About this task.
Please restate each entry word for word.

Excerpts from an interface dataset:
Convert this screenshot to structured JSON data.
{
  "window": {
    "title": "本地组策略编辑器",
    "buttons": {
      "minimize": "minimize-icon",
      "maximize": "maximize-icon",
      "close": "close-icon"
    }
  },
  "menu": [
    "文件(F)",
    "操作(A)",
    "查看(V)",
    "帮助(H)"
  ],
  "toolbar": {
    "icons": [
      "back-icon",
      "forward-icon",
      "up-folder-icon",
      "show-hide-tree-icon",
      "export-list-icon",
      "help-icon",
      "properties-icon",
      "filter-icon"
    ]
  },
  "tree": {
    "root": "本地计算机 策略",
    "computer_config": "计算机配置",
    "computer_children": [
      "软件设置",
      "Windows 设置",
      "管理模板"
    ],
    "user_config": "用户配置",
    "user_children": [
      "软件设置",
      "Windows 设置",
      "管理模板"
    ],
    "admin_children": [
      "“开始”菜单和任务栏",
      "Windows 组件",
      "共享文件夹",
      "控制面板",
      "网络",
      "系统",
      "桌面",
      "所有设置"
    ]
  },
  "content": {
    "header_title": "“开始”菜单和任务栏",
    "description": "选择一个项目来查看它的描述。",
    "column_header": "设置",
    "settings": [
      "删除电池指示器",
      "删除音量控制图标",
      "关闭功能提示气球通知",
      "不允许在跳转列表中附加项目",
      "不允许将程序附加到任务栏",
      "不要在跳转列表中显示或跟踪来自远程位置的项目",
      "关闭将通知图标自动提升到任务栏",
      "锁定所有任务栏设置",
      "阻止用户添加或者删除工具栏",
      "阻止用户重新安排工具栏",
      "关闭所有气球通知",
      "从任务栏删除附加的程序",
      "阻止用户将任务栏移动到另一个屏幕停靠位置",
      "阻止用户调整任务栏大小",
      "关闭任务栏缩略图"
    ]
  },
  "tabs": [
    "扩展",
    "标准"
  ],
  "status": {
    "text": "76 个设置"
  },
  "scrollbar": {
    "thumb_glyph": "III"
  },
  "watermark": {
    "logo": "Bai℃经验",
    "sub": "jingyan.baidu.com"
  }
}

Solution.
Convert this screenshot to structured JSON data.
{
  "window": {
    "title": "本地组策略编辑器",
    "buttons": {
      "minimize": "minimize-icon",
      "maximize": "maximize-icon",
      "close": "close-icon"
    }
  },
  "menu": [
    "文件(F)",
    "操作(A)",
    "查看(V)",
    "帮助(H)"
  ],
  "toolbar": {
    "icons": [
      "back-icon",
      "forward-icon",
      "up-folder-icon",
      "show-hide-tree-icon",
      "export-list-icon",
      "help-icon",
      "properties-icon",
      "filter-icon"
    ]
  },
  "tree": {
    "root": "本地计算机 策略",
    "computer_config": "计算机配置",
    "computer_children": [
      "软件设置",
      "Windows 设置",
      "管理模板"
    ],
    "user_config": "用户配置",
    "user_children": [
      "软件设置",
      "Windows 设置",
      "管理模板"
    ],
    "admin_children": [
      "“开始”菜单和任务栏",
      "Windows 组件",
      "共享文件夹",
      "控制面板",
      "网络",
      "系统",
      "桌面",
      "所有设置"
    ]
  },
  "content": {
    "header_title": "“开始”菜单和任务栏",
    "description": "选择一个项目来查看它的描述。",
    "column_header": "设置",
    "settings": [
      "删除电池指示器",
      "删除音量控制图标",
      "关闭功能提示气球通知",
      "不允许在跳转列表中附加项目",
      "不允许将程序附加到任务栏",
      "不要在跳转列表中显示或跟踪来自远程位置的项目",
      "关闭将通知图标自动提升到任务栏",
      "锁定所有任务栏设置",
      "阻止用户添加或者删除工具栏",
      "阻止用户重新安排工具栏",
      "关闭所有气球通知",
      "从任务栏删除附加的程序",
      "阻止用户将任务栏移动到另一个屏幕停靠位置",
      "阻止用户调整任务栏大小",
      "关闭任务栏缩略图"
    ]
  },
  "tabs": [
    "扩展",
    "标准"
  ],
  "status": {
    "text": "76 个设置"
  },
  "scrollbar": {
    "thumb_glyph": "III"
  },
  "watermark": {
    "logo": "Bai℃经验",
    "sub": "jingyan.baidu.com"
  }
}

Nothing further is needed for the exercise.